**EXERCISE REQUIREMENTS:**
Please copy every line of the records below that holds the word "agreement".

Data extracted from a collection
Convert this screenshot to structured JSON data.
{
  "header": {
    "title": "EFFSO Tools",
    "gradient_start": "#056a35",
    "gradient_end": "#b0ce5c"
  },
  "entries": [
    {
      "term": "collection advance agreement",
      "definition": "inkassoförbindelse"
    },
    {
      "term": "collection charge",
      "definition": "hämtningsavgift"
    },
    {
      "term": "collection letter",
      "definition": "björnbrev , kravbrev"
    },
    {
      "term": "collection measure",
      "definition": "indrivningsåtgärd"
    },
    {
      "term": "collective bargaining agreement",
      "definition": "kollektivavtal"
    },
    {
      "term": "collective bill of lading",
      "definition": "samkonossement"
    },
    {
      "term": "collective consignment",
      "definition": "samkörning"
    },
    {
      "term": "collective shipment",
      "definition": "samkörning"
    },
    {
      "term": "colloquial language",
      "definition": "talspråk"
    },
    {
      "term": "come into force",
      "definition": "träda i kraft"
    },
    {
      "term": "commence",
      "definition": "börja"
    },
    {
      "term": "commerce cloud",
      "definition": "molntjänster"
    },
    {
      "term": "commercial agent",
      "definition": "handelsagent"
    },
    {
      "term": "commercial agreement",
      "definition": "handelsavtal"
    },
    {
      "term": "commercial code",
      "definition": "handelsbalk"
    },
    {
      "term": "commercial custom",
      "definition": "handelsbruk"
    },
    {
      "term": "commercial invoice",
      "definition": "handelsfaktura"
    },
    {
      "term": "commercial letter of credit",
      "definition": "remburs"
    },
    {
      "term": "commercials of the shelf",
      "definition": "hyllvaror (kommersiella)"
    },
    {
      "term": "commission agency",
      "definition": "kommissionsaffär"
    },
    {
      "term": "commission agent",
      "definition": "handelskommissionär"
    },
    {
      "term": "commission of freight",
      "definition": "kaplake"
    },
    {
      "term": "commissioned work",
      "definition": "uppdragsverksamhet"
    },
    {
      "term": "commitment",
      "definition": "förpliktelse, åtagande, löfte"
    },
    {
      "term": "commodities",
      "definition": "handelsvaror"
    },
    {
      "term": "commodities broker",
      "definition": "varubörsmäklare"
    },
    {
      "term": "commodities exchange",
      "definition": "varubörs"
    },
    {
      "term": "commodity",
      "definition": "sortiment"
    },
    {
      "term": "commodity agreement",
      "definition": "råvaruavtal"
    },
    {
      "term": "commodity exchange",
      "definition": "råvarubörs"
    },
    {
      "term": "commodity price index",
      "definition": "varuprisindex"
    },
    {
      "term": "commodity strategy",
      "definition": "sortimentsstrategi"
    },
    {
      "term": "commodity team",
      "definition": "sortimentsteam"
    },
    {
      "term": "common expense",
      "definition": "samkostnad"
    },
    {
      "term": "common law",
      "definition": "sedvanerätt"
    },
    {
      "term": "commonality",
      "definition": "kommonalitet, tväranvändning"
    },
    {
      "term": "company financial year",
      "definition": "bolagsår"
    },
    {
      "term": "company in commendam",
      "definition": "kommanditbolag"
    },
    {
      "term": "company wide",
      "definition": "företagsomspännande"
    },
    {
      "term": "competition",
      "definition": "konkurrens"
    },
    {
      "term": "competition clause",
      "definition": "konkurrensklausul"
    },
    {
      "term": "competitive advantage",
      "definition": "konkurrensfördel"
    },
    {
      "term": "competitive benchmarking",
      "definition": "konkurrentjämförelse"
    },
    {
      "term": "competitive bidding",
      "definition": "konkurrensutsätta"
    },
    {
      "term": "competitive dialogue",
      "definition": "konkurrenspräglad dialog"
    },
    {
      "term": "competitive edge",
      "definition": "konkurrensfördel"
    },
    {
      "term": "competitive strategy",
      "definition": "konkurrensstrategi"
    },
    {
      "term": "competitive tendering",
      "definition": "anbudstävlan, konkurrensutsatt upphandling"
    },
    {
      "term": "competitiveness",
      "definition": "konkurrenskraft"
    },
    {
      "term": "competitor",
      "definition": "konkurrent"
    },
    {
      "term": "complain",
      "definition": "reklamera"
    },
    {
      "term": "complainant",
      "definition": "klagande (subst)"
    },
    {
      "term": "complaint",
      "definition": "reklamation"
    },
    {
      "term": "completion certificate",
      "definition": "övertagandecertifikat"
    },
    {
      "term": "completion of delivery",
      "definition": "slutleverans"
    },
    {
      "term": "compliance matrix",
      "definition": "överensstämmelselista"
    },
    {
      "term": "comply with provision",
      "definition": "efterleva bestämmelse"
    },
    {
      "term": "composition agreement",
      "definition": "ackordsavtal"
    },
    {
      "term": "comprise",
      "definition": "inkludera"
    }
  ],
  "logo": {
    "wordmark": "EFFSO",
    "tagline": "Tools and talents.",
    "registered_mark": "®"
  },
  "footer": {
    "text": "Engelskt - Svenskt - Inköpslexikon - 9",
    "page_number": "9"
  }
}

**SOLUTION TO THIS EXERCISE:**
      "term": "collection advance agreement",
      "term": "collective bargaining agreement",
      "term": "commercial agreement",
      "term": "commodity agreement",
      "term": "composition agreement",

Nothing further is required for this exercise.